### [Your task]
Look through the entries below and return all lines including the word "underline".

(Beginning of Data provided)

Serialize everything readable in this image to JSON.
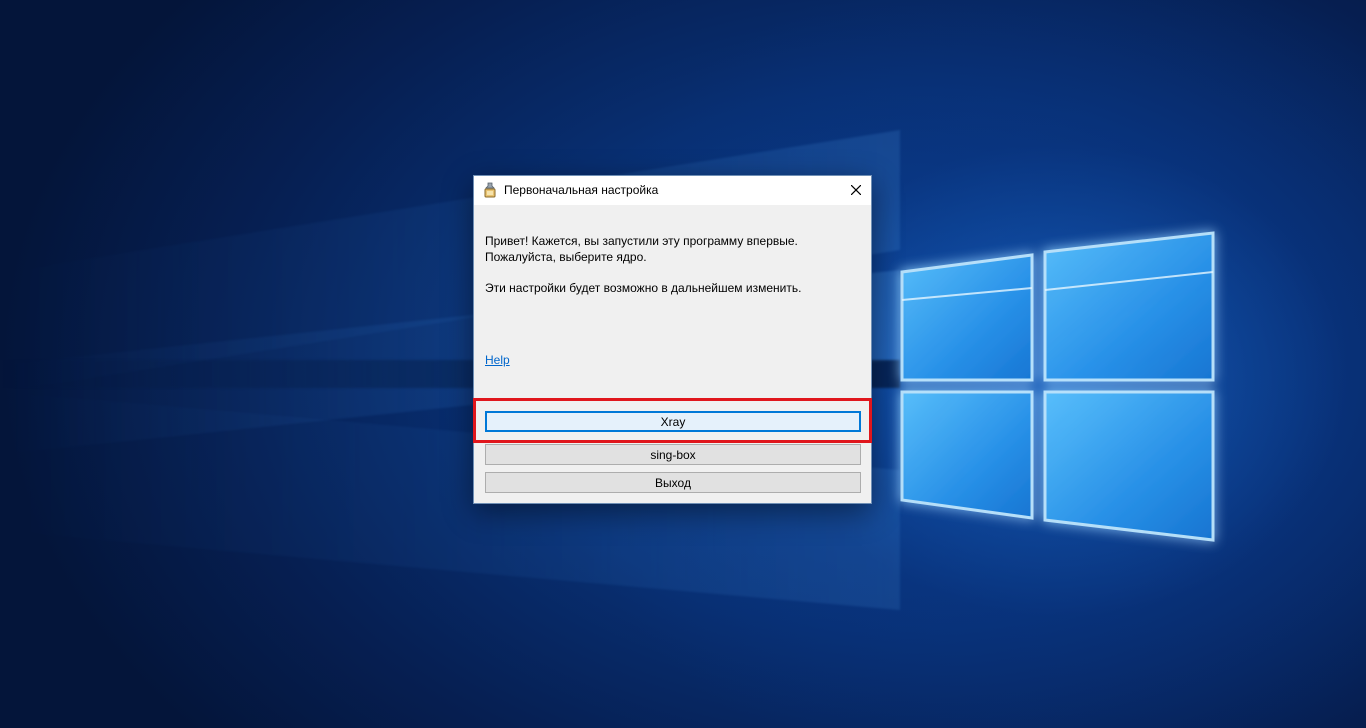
{
  "dialog": {
    "title": "Первоначальная настройка",
    "title_icon": "app-wrench-icon",
    "close_icon": "close-icon",
    "message": {
      "line1": "Привет! Кажется, вы запустили  эту программу впервые.",
      "line2": "Пожалуйста, выберите ядро.",
      "line3": "Эти настройки будет возможно в дальнейшем изменить."
    },
    "help_link": "Help",
    "buttons": {
      "xray": "Xray",
      "singbox": "sing-box",
      "exit": "Выход"
    }
  },
  "colors": {
    "highlight_border": "#e0161c",
    "focus_border": "#0078d7",
    "link": "#0066cc",
    "wallpaper": "#0b3f8e"
  }
}
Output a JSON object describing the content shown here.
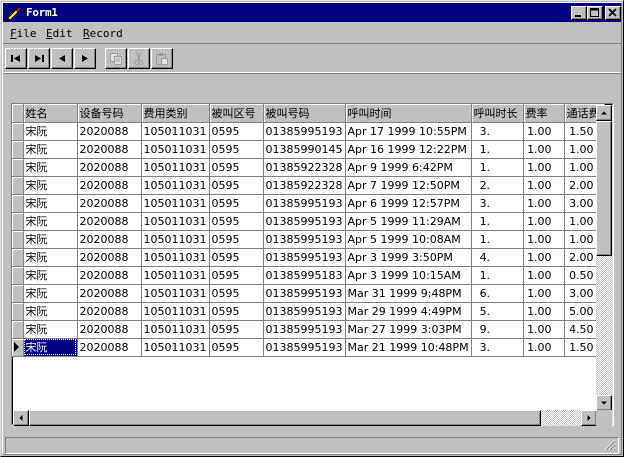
{
  "window": {
    "title": "Form1",
    "icon": "pen-icon"
  },
  "menu": [
    {
      "label": "File",
      "underline": "F",
      "rest": "ile"
    },
    {
      "label": "Edit",
      "underline": "E",
      "rest": "dit"
    },
    {
      "label": "Record",
      "underline": "R",
      "rest": "ecord"
    }
  ],
  "toolbar": {
    "buttons": [
      "first-record-icon",
      "last-record-icon",
      "previous-record-icon",
      "next-record-icon",
      "copy-icon",
      "cut-icon",
      "paste-icon"
    ]
  },
  "grid": {
    "columns": [
      "姓名",
      "设备号码",
      "费用类别",
      "被叫区号",
      "被叫号码",
      "呼叫时间",
      "呼叫时长",
      "费率",
      "通话费"
    ],
    "rows": [
      [
        "宋阮",
        "2020088",
        "105011031",
        "0595",
        "01385995193",
        "Apr 17 1999 10:55PM",
        "3.",
        "1.00",
        "1.50"
      ],
      [
        "宋阮",
        "2020088",
        "105011031",
        "0595",
        "01385990145",
        "Apr 16 1999 12:22PM",
        "1.",
        "1.00",
        "1.00"
      ],
      [
        "宋阮",
        "2020088",
        "105011031",
        "0595",
        "01385922328",
        "Apr  9 1999  6:42PM",
        "1.",
        "1.00",
        "1.00"
      ],
      [
        "宋阮",
        "2020088",
        "105011031",
        "0595",
        "01385922328",
        "Apr  7 1999 12:50PM",
        "2.",
        "1.00",
        "2.00"
      ],
      [
        "宋阮",
        "2020088",
        "105011031",
        "0595",
        "01385995193",
        "Apr  6 1999 12:57PM",
        "3.",
        "1.00",
        "3.00"
      ],
      [
        "宋阮",
        "2020088",
        "105011031",
        "0595",
        "01385995193",
        "Apr  5 1999 11:29AM",
        "1.",
        "1.00",
        "1.00"
      ],
      [
        "宋阮",
        "2020088",
        "105011031",
        "0595",
        "01385995193",
        "Apr  5 1999 10:08AM",
        "1.",
        "1.00",
        "1.00"
      ],
      [
        "宋阮",
        "2020088",
        "105011031",
        "0595",
        "01385995193",
        "Apr  3 1999  3:50PM",
        "4.",
        "1.00",
        "2.00"
      ],
      [
        "宋阮",
        "2020088",
        "105011031",
        "0595",
        "01385995183",
        "Apr  3 1999 10:15AM",
        "1.",
        "1.00",
        "0.50"
      ],
      [
        "宋阮",
        "2020088",
        "105011031",
        "0595",
        "01385995193",
        "Mar 31 1999  9:48PM",
        "6.",
        "1.00",
        "3.00"
      ],
      [
        "宋阮",
        "2020088",
        "105011031",
        "0595",
        "01385995193",
        "Mar 29 1999  4:49PM",
        "5.",
        "1.00",
        "5.00"
      ],
      [
        "宋阮",
        "2020088",
        "105011031",
        "0595",
        "01385995193",
        "Mar 27 1999  3:03PM",
        "9.",
        "1.00",
        "4.50"
      ],
      [
        "宋阮",
        "2020088",
        "105011031",
        "0595",
        "01385995193",
        "Mar 21 1999 10:48PM",
        "3.",
        "1.00",
        "1.50"
      ]
    ],
    "current_row": 12
  },
  "colors": {
    "titlebar": "#000080",
    "selection": "#000080",
    "face": "#c0c0c0"
  }
}
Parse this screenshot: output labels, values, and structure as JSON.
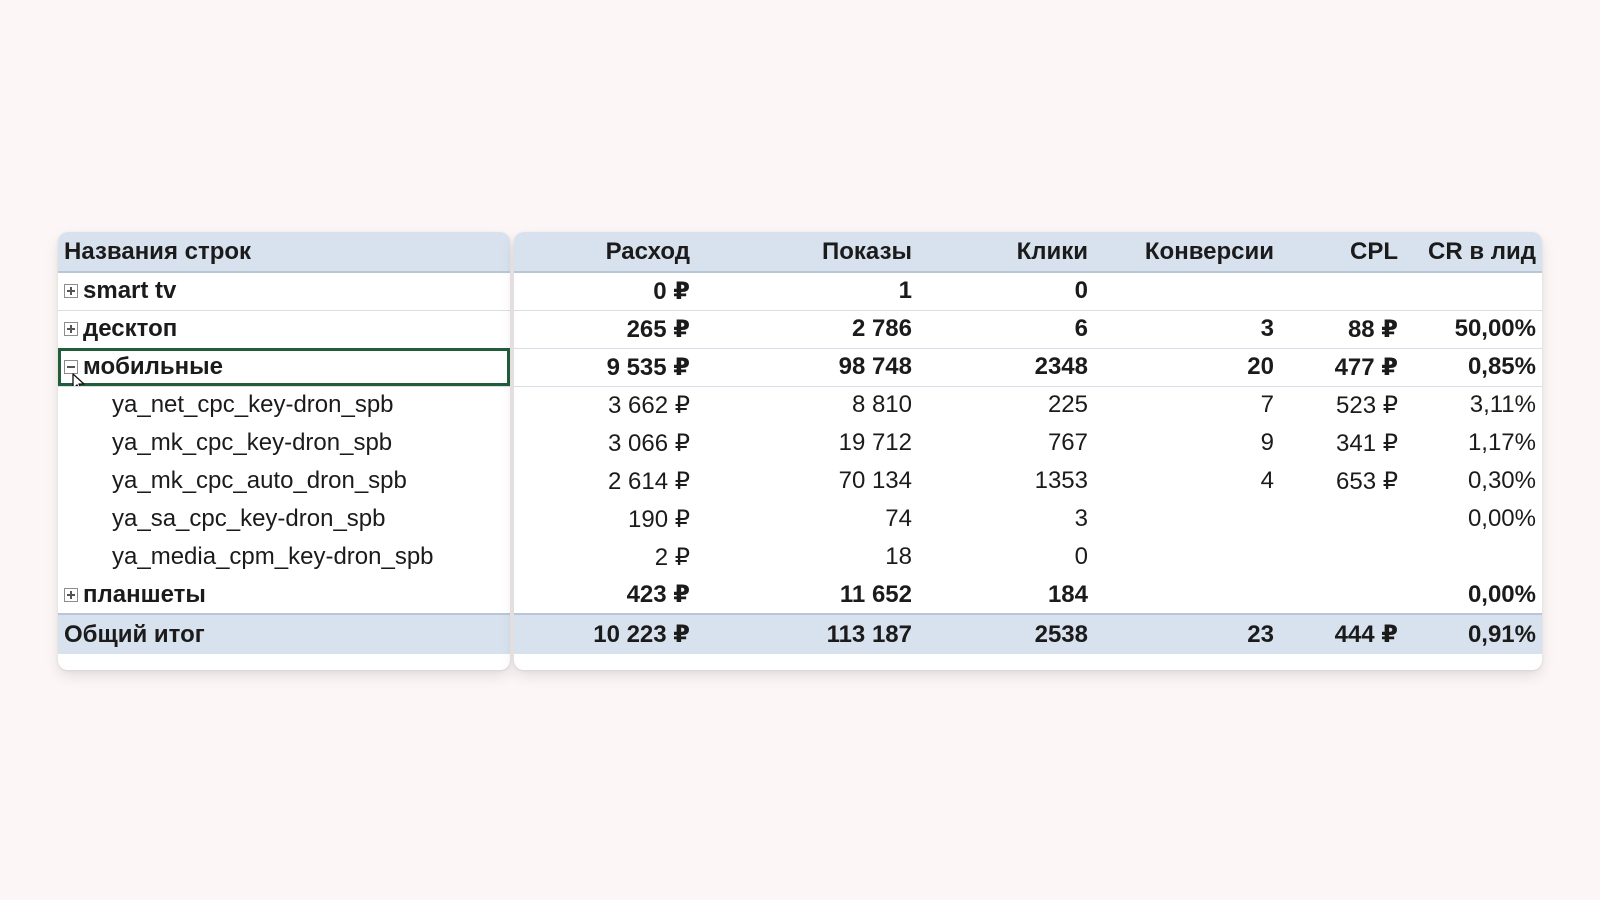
{
  "pivot": {
    "headers": {
      "row_names": "Названия строк",
      "spend": "Расход",
      "impressions": "Показы",
      "clicks": "Клики",
      "conversions": "Конверсии",
      "cpl": "CPL",
      "cr": "CR в лид"
    },
    "rows": [
      {
        "label": "smart tv",
        "spend": "0 ₽",
        "impressions": "1",
        "clicks": "0",
        "conversions": "",
        "cpl": "",
        "cr": ""
      },
      {
        "label": "десктоп",
        "spend": "265 ₽",
        "impressions": "2 786",
        "clicks": "6",
        "conversions": "3",
        "cpl": "88 ₽",
        "cr": "50,00%"
      },
      {
        "label": "мобильные",
        "spend": "9 535 ₽",
        "impressions": "98 748",
        "clicks": "2348",
        "conversions": "20",
        "cpl": "477 ₽",
        "cr": "0,85%"
      },
      {
        "label": "ya_net_cpc_key-dron_spb",
        "spend": "3 662 ₽",
        "impressions": "8 810",
        "clicks": "225",
        "conversions": "7",
        "cpl": "523 ₽",
        "cr": "3,11%"
      },
      {
        "label": "ya_mk_cpc_key-dron_spb",
        "spend": "3 066 ₽",
        "impressions": "19 712",
        "clicks": "767",
        "conversions": "9",
        "cpl": "341 ₽",
        "cr": "1,17%"
      },
      {
        "label": "ya_mk_cpc_auto_dron_spb",
        "spend": "2 614 ₽",
        "impressions": "70 134",
        "clicks": "1353",
        "conversions": "4",
        "cpl": "653 ₽",
        "cr": "0,30%"
      },
      {
        "label": "ya_sa_cpc_key-dron_spb",
        "spend": "190 ₽",
        "impressions": "74",
        "clicks": "3",
        "conversions": "",
        "cpl": "",
        "cr": "0,00%"
      },
      {
        "label": "ya_media_cpm_key-dron_spb",
        "spend": "2 ₽",
        "impressions": "18",
        "clicks": "0",
        "conversions": "",
        "cpl": "",
        "cr": ""
      },
      {
        "label": "планшеты",
        "spend": "423 ₽",
        "impressions": "11 652",
        "clicks": "184",
        "conversions": "",
        "cpl": "",
        "cr": "0,00%"
      }
    ],
    "total": {
      "label": "Общий итог",
      "spend": "10 223 ₽",
      "impressions": "113 187",
      "clicks": "2538",
      "conversions": "23",
      "cpl": "444 ₽",
      "cr": "0,91%"
    }
  },
  "icons": {
    "expand": "plus-box-icon",
    "collapse": "minus-box-icon",
    "cursor": "mouse-pointer-icon"
  }
}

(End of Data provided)

### [Solved problem]
      "underline": "F",
      "underline": "E",
      "underline": "R",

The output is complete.